Two years back, I wondered if and when Catalonia would ‘cross the Rubicon’ and clearly position itself in contravention of Spanish law. Some sort of moment of illegality is essential in any process like this, just like during the Spanish Transition, to mark the break with one judicial and legal authority, and the beginning of a new one.
Yesterday, the two pro-independence groups in the Catalan parliament, with a majority of seats but not quite of votes, signed an agreement to present a ‘solemn declaration’ to the parliament for ratification next Monday, officially declaring the start of the formation of a new Catalan republic. Among the nine points in the declaration, the parliament will vote to approve that the Catalan institutions are no longer subject to the Spanish Constitutional Court, a tribunal it declares to be ‘illegitimate’ since its ruling against Catalonia’s statute of autonomy in 2010.

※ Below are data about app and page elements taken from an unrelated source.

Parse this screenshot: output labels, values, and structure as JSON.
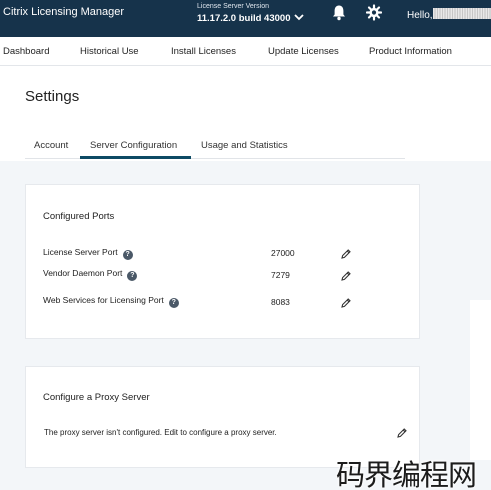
{
  "header": {
    "app_title": "Citrix Licensing Manager",
    "version_label": "License Server Version",
    "version_value": "11.17.2.0 build 43000",
    "hello": "Hello,",
    "icons": [
      "chevron-down-icon",
      "bell-icon",
      "gear-icon"
    ]
  },
  "nav": {
    "items": [
      {
        "label": "Dashboard"
      },
      {
        "label": "Historical Use"
      },
      {
        "label": "Install Licenses"
      },
      {
        "label": "Update Licenses"
      },
      {
        "label": "Product Information"
      }
    ]
  },
  "page": {
    "title": "Settings"
  },
  "tabs": {
    "items": [
      {
        "label": "Account"
      },
      {
        "label": "Server Configuration"
      },
      {
        "label": "Usage and Statistics"
      }
    ],
    "active": "Server Configuration"
  },
  "ports": {
    "title": "Configured Ports",
    "rows": [
      {
        "label": "License Server Port",
        "value": "27000"
      },
      {
        "label": "Vendor Daemon Port",
        "value": "7279"
      },
      {
        "label": "Web Services for Licensing Port",
        "value": "8083"
      }
    ]
  },
  "proxy": {
    "title": "Configure a Proxy Server",
    "text": "The proxy server isn't configured. Edit to configure a proxy server."
  },
  "watermark": {
    "text": "码界编程网"
  },
  "colors": {
    "header_bg": "#16334b",
    "tab_active": "#0d4a64",
    "content_bg": "#f3f6f9"
  }
}
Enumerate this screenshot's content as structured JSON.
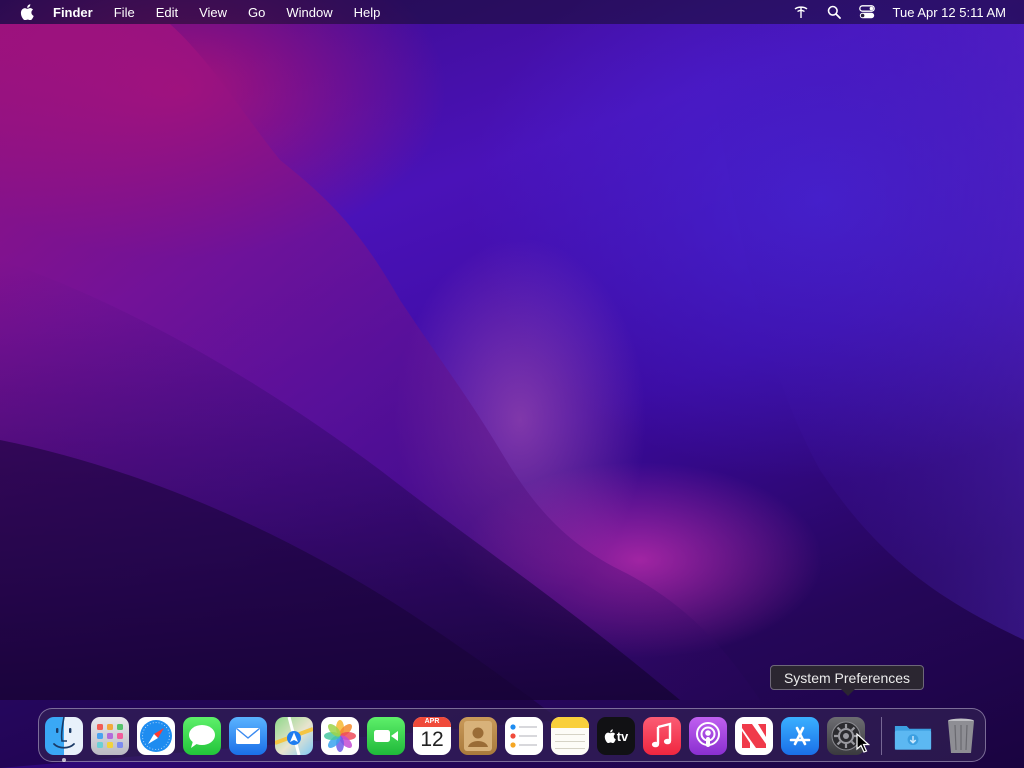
{
  "menubar": {
    "apple_icon": "apple-logo-icon",
    "app_name": "Finder",
    "items": [
      "File",
      "Edit",
      "View",
      "Go",
      "Window",
      "Help"
    ],
    "status_icons": [
      "wifi-icon",
      "search-icon",
      "control-center-icon"
    ],
    "clock": "Tue Apr 12  5:11 AM"
  },
  "tooltip": {
    "text": "System Preferences"
  },
  "dock": {
    "apps": [
      {
        "name": "Finder",
        "icon": "finder-icon",
        "running": true
      },
      {
        "name": "Launchpad",
        "icon": "launchpad-icon"
      },
      {
        "name": "Safari",
        "icon": "safari-icon"
      },
      {
        "name": "Messages",
        "icon": "messages-icon"
      },
      {
        "name": "Mail",
        "icon": "mail-icon"
      },
      {
        "name": "Maps",
        "icon": "maps-icon"
      },
      {
        "name": "Photos",
        "icon": "photos-icon"
      },
      {
        "name": "FaceTime",
        "icon": "facetime-icon"
      },
      {
        "name": "Calendar",
        "icon": "calendar-icon",
        "month": "APR",
        "day": "12"
      },
      {
        "name": "Contacts",
        "icon": "contacts-icon"
      },
      {
        "name": "Reminders",
        "icon": "reminders-icon"
      },
      {
        "name": "Notes",
        "icon": "notes-icon"
      },
      {
        "name": "TV",
        "icon": "apple-tv-icon",
        "label": "tv"
      },
      {
        "name": "Music",
        "icon": "music-icon"
      },
      {
        "name": "Podcasts",
        "icon": "podcasts-icon"
      },
      {
        "name": "News",
        "icon": "news-icon"
      },
      {
        "name": "App Store",
        "icon": "app-store-icon"
      },
      {
        "name": "System Preferences",
        "icon": "system-preferences-icon",
        "hovered": true
      }
    ],
    "right_items": [
      {
        "name": "Downloads",
        "icon": "downloads-folder-icon"
      },
      {
        "name": "Trash",
        "icon": "trash-icon"
      }
    ]
  },
  "colors": {
    "menubar_text": "#ffffff",
    "wallpaper_primary": "#3a0a86",
    "wallpaper_accent": "#c81470"
  }
}
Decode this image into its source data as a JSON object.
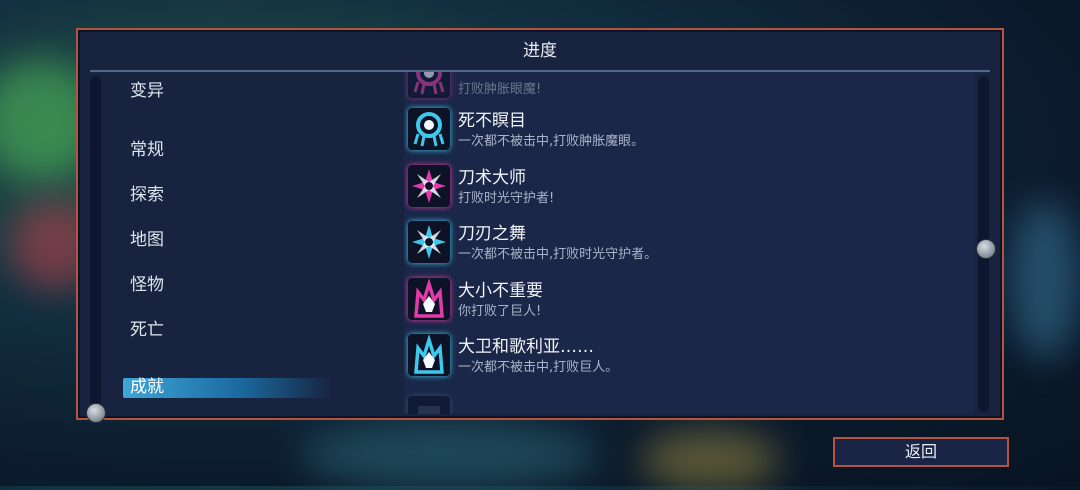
{
  "panel": {
    "title": "进度"
  },
  "categories": [
    {
      "label": "变异",
      "selected": false
    },
    {
      "label": "常规",
      "selected": false
    },
    {
      "label": "探索",
      "selected": false
    },
    {
      "label": "地图",
      "selected": false
    },
    {
      "label": "怪物",
      "selected": false
    },
    {
      "label": "死亡",
      "selected": false
    },
    {
      "label": "成就",
      "selected": true
    }
  ],
  "achievements": [
    {
      "name": "",
      "desc": "打败肿胀眼魔!",
      "icon": "tentacle-eye-icon",
      "color": "#e23aa8"
    },
    {
      "name": "死不瞑目",
      "desc": "一次都不被击中,打败肿胀魔眼。",
      "icon": "tentacle-eye-icon",
      "color": "#3fc8ec"
    },
    {
      "name": "刀术大师",
      "desc": "打败时光守护者!",
      "icon": "shuriken-icon",
      "color": "#e23aa8"
    },
    {
      "name": "刀刃之舞",
      "desc": "一次都不被击中,打败时光守护者。",
      "icon": "shuriken-icon",
      "color": "#3fc8ec"
    },
    {
      "name": "大小不重要",
      "desc": "你打败了巨人!",
      "icon": "giant-crown-icon",
      "color": "#e23aa8"
    },
    {
      "name": "大卫和歌利亚……",
      "desc": "一次都不被击中,打败巨人。",
      "icon": "giant-crown-icon",
      "color": "#3fc8ec"
    },
    {
      "name": "",
      "desc": "",
      "icon": "partial-icon",
      "color": "#5a6a8a"
    }
  ],
  "footer": {
    "back_label": "返回"
  }
}
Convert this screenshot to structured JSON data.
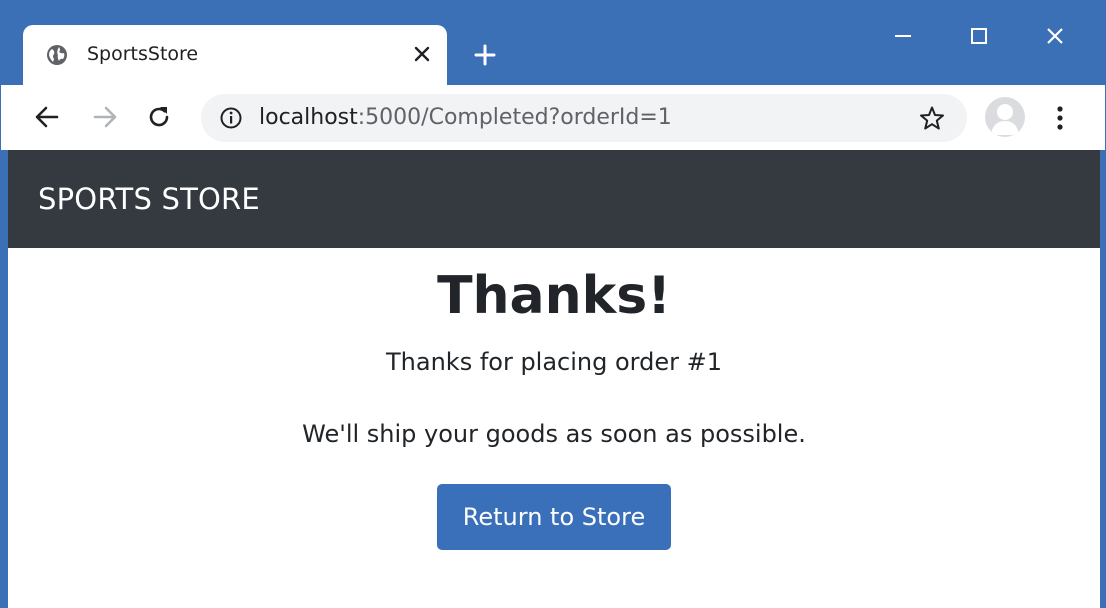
{
  "browser": {
    "tab": {
      "title": "SportsStore",
      "favicon": "globe-icon"
    },
    "address_bar": {
      "host": "localhost",
      "rest": ":5000/Completed?orderId=1"
    },
    "colors": {
      "frame": "#3b6fb6",
      "omnibox": "#f1f3f4"
    }
  },
  "page": {
    "navbar": {
      "brand": "SPORTS STORE",
      "background": "#343a40"
    },
    "heading": "Thanks!",
    "message": "Thanks for placing order #1",
    "shipping_note": "We'll ship your goods as soon as possible.",
    "return_button": {
      "label": "Return to Store",
      "color": "#3a6fba"
    }
  }
}
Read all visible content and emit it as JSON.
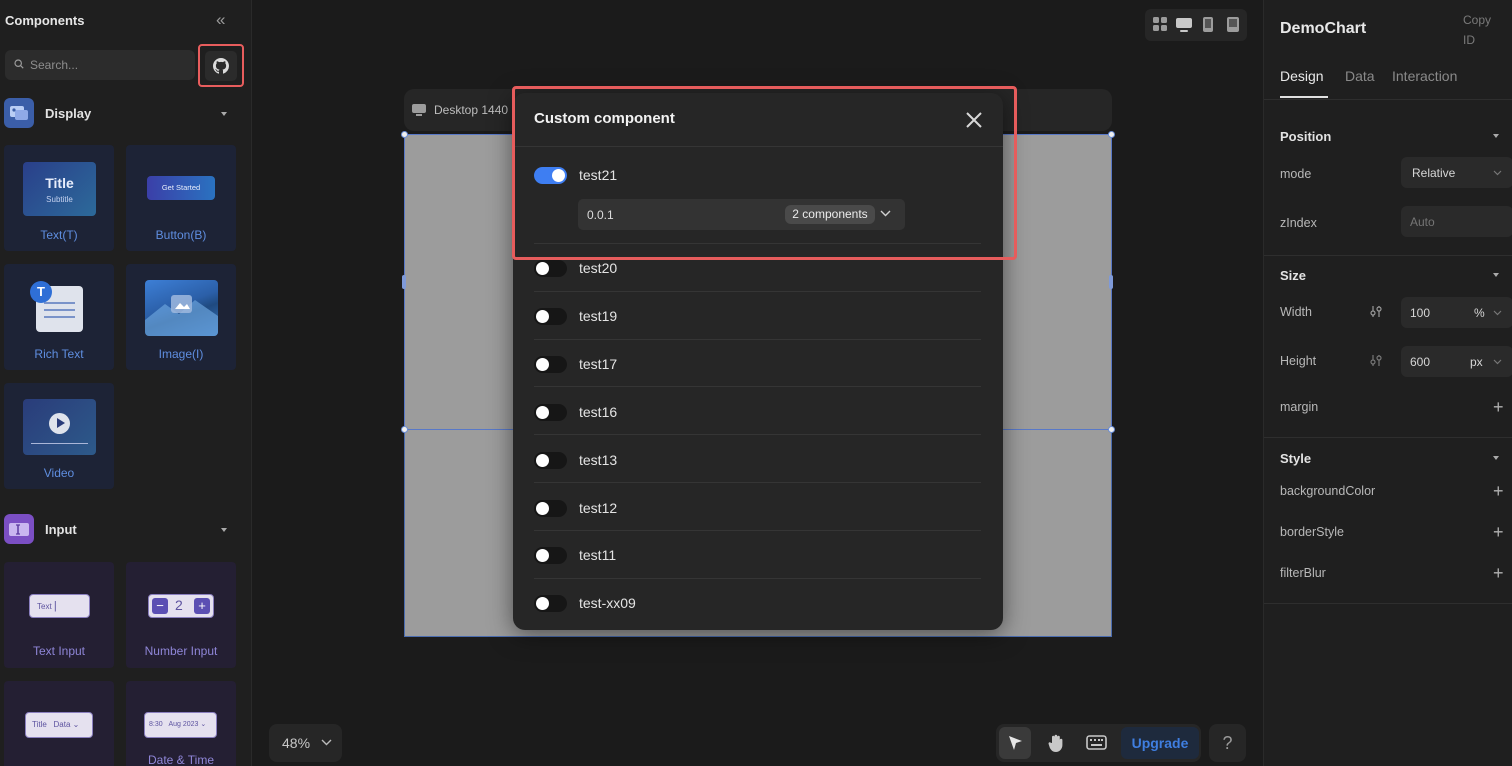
{
  "sidebar": {
    "title": "Components",
    "search_placeholder": "Search...",
    "categories": [
      {
        "label": "Display",
        "color": "#4a6fc8"
      },
      {
        "label": "Input",
        "color": "#7b4fc4"
      }
    ],
    "display_items": [
      {
        "label": "Text(T)",
        "preview_title": "Title",
        "preview_subtitle": "Subtitle"
      },
      {
        "label": "Button(B)",
        "preview_button": "Get Started"
      },
      {
        "label": "Rich Text",
        "badge": "T"
      },
      {
        "label": "Image(I)"
      },
      {
        "label": "Video"
      }
    ],
    "input_items": [
      {
        "label": "Text Input",
        "preview": "Text"
      },
      {
        "label": "Number Input",
        "preview_value": "2",
        "minus": "−",
        "plus": "+"
      },
      {
        "preview_a": "Title",
        "preview_b": "Data"
      },
      {
        "label": "Date & Time",
        "preview_time": "8:30",
        "preview_date": "Aug 2023"
      }
    ]
  },
  "canvas": {
    "frame_label": "Desktop 1440",
    "zoom": "48%",
    "upgrade_label": "Upgrade",
    "help": "?"
  },
  "modal": {
    "title": "Custom component",
    "expanded": {
      "name": "test21",
      "enabled": true,
      "version": "0.0.1",
      "components": "2 components"
    },
    "rows": [
      {
        "name": "test20",
        "enabled": false
      },
      {
        "name": "test19",
        "enabled": false
      },
      {
        "name": "test17",
        "enabled": false
      },
      {
        "name": "test16",
        "enabled": false
      },
      {
        "name": "test13",
        "enabled": false
      },
      {
        "name": "test12",
        "enabled": false
      },
      {
        "name": "test11",
        "enabled": false
      },
      {
        "name": "test-xx09",
        "enabled": false
      }
    ]
  },
  "inspector": {
    "title": "DemoChart",
    "copy_id": "Copy ID",
    "tabs": [
      "Design",
      "Data",
      "Interaction"
    ],
    "position": {
      "label": "Position",
      "mode_label": "mode",
      "mode_value": "Relative",
      "zindex_label": "zIndex",
      "zindex_placeholder": "Auto"
    },
    "size": {
      "label": "Size",
      "width_label": "Width",
      "width_value": "100",
      "width_unit": "%",
      "height_label": "Height",
      "height_value": "600",
      "height_unit": "px",
      "margin_label": "margin"
    },
    "style": {
      "label": "Style",
      "props": [
        "backgroundColor",
        "borderStyle",
        "filterBlur"
      ]
    }
  },
  "colors": {
    "accent": "#3e7ef2",
    "highlight": "#e65c5c"
  }
}
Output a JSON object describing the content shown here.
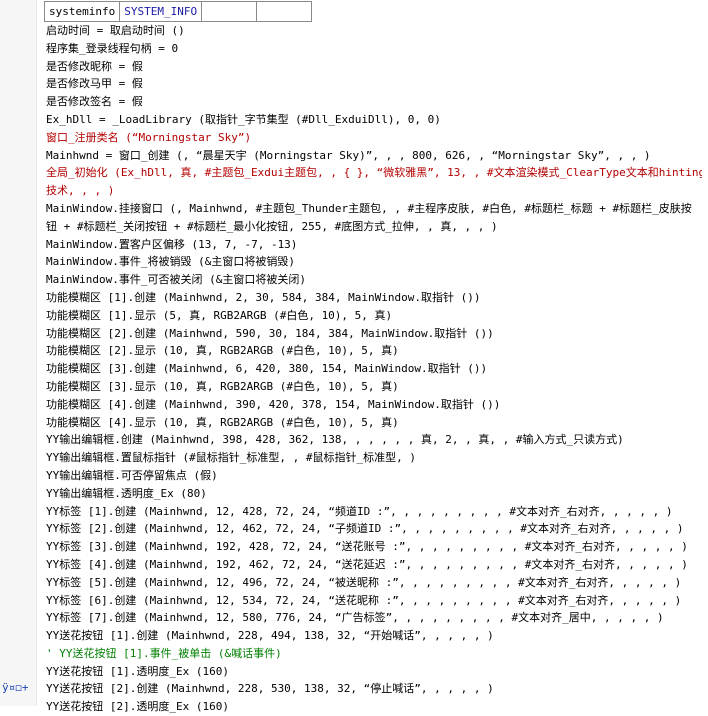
{
  "header": {
    "cells": [
      "systeminfo",
      "SYSTEM_INFO",
      "",
      ""
    ]
  },
  "gutter": {
    "icons_text": "ÿ¤◻+"
  },
  "lines": [
    {
      "text": "启动时间 = 取启动时间 ()",
      "color": "dark"
    },
    {
      "text": "程序集_登录线程句柄 = 0",
      "color": "dark"
    },
    {
      "text": "是否修改昵称 = 假",
      "color": "dark"
    },
    {
      "text": "是否修改马甲 = 假",
      "color": "dark"
    },
    {
      "text": "是否修改签名 = 假",
      "color": "dark"
    },
    {
      "text": "Ex_hDll = _LoadLibrary (取指针_字节集型 (#Dll_ExduiDll), 0, 0)",
      "color": "dark"
    },
    {
      "text": "窗口_注册类名 (“Morningstar Sky”)",
      "color": "red"
    },
    {
      "text": "Mainhwnd = 窗口_创建 (, “晨星天宇 (Morningstar Sky)”, , , 800, 626, , “Morningstar Sky”, , , )",
      "color": "dark"
    },
    {
      "text": "全局_初始化 (Ex_hDll, 真, #主题包_Exdui主题包, , { }, “微软雅黑”, 13, , #文本渲染模式_ClearType文本和hinting",
      "color": "red"
    },
    {
      "text": "技术, , , )",
      "color": "red"
    },
    {
      "text": "MainWindow.挂接窗口 (, Mainhwnd, #主题包_Thunder主题包, , #主程序皮肤, #白色, #标题栏_标题 + #标题栏_皮肤按",
      "color": "dark"
    },
    {
      "text": "钮 + #标题栏_关闭按钮 + #标题栏_最小化按钮, 255, #底图方式_拉伸, , 真, , , )",
      "color": "dark"
    },
    {
      "text": "MainWindow.置客户区偏移 (13, 7, -7, -13)",
      "color": "dark"
    },
    {
      "text": "MainWindow.事件_将被销毁 (&主窗口将被销毁)",
      "color": "dark"
    },
    {
      "text": "MainWindow.事件_可否被关闭 (&主窗口将被关闭)",
      "color": "dark"
    },
    {
      "text": "功能模糊区 [1].创建 (Mainhwnd, 2, 30, 584, 384, MainWindow.取指针 ())",
      "color": "dark"
    },
    {
      "text": "功能模糊区 [1].显示 (5, 真, RGB2ARGB (#白色, 10), 5, 真)",
      "color": "dark"
    },
    {
      "text": "功能模糊区 [2].创建 (Mainhwnd, 590, 30, 184, 384, MainWindow.取指针 ())",
      "color": "dark"
    },
    {
      "text": "功能模糊区 [2].显示 (10, 真, RGB2ARGB (#白色, 10), 5, 真)",
      "color": "dark"
    },
    {
      "text": "功能模糊区 [3].创建 (Mainhwnd, 6, 420, 380, 154, MainWindow.取指针 ())",
      "color": "dark"
    },
    {
      "text": "功能模糊区 [3].显示 (10, 真, RGB2ARGB (#白色, 10), 5, 真)",
      "color": "dark"
    },
    {
      "text": "功能模糊区 [4].创建 (Mainhwnd, 390, 420, 378, 154, MainWindow.取指针 ())",
      "color": "dark"
    },
    {
      "text": "功能模糊区 [4].显示 (10, 真, RGB2ARGB (#白色, 10), 5, 真)",
      "color": "dark"
    },
    {
      "text": "YY输出编辑框.创建 (Mainhwnd, 398, 428, 362, 138, , , , , , 真, 2, , 真, , #输入方式_只读方式)",
      "color": "dark"
    },
    {
      "text": "YY输出编辑框.置鼠标指针 (#鼠标指针_标准型, , #鼠标指针_标准型, )",
      "color": "dark"
    },
    {
      "text": "YY输出编辑框.可否停留焦点 (假)",
      "color": "dark"
    },
    {
      "text": "YY输出编辑框.透明度_Ex (80)",
      "color": "dark"
    },
    {
      "text": "YY标签 [1].创建 (Mainhwnd, 12, 428, 72, 24, “频道ID :”, , , , , , , , , #文本对齐_右对齐, , , , , )",
      "color": "dark"
    },
    {
      "text": "YY标签 [2].创建 (Mainhwnd, 12, 462, 72, 24, “子频道ID :”, , , , , , , , , #文本对齐_右对齐, , , , , )",
      "color": "dark"
    },
    {
      "text": "YY标签 [3].创建 (Mainhwnd, 192, 428, 72, 24, “送花账号 :”, , , , , , , , , #文本对齐_右对齐, , , , , )",
      "color": "dark"
    },
    {
      "text": "YY标签 [4].创建 (Mainhwnd, 192, 462, 72, 24, “送花延迟 :”, , , , , , , , , #文本对齐_右对齐, , , , , )",
      "color": "dark"
    },
    {
      "text": "YY标签 [5].创建 (Mainhwnd, 12, 496, 72, 24, “被送昵称 :”, , , , , , , , , #文本对齐_右对齐, , , , , )",
      "color": "dark"
    },
    {
      "text": "YY标签 [6].创建 (Mainhwnd, 12, 534, 72, 24, “送花昵称 :”, , , , , , , , , #文本对齐_右对齐, , , , , )",
      "color": "dark"
    },
    {
      "text": "YY标签 [7].创建 (Mainhwnd, 12, 580, 776, 24, “广告标签”, , , , , , , , , #文本对齐_居中, , , , , )",
      "color": "dark"
    },
    {
      "text": "YY送花按钮 [1].创建 (Mainhwnd, 228, 494, 138, 32, “开始喊话”, , , , , )",
      "color": "dark"
    },
    {
      "text": "' YY送花按钮 [1].事件_被单击 (&喊话事件)",
      "color": "green"
    },
    {
      "text": "YY送花按钮 [1].透明度_Ex (160)",
      "color": "dark"
    },
    {
      "text": "YY送花按钮 [2].创建 (Mainhwnd, 228, 530, 138, 32, “停止喊话”, , , , , )",
      "color": "dark"
    },
    {
      "text": "YY送花按钮 [2].透明度_Ex (160)",
      "color": "dark"
    }
  ]
}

It was Mariano Rajoy, then leader of the opposition, who went around Spain collecting millions of signatures “contra los Catalanes”, in order to apply pressure to a Constitutional Court decision. The decision to hear the case against the Estatut, described by Javier Pérez Royo in 2007 as a ‘Coup d’Etât’, was effectively the beginning of the current independence process. And it’s Mariano Rajoy’s immovable position which has precipitated yesterday’s agreement.
Rajoy has been planning for a moment of illegality for some time. Indeed, he thought he had one in last year’s 9N public consultation on independence, though that remains to be seen. This time, however, it looks more likely to stick. Which is why we had the uncharacteristically rapid response in the form of a televised statement, apparently agreed in advance with PSOE leader Pedro Sánchez.
Point of no return
So is this a point of no return? It looks like it could well be. Rajoy will now have to decide whether he treats it as a meaningless statement – “provocative”, as he has already said, but meaningless all the same. Or whether he intends to take it seriously and respond just as seriously, by calling for sanctions of some sort against Catalonia.
And what will happen if Rajoy does push to suspend autonomy? That would be a first in Spain’s current constitutional arrangement. And could it trigger a revolutionary situation in Catalonia? There are still many questions to answer.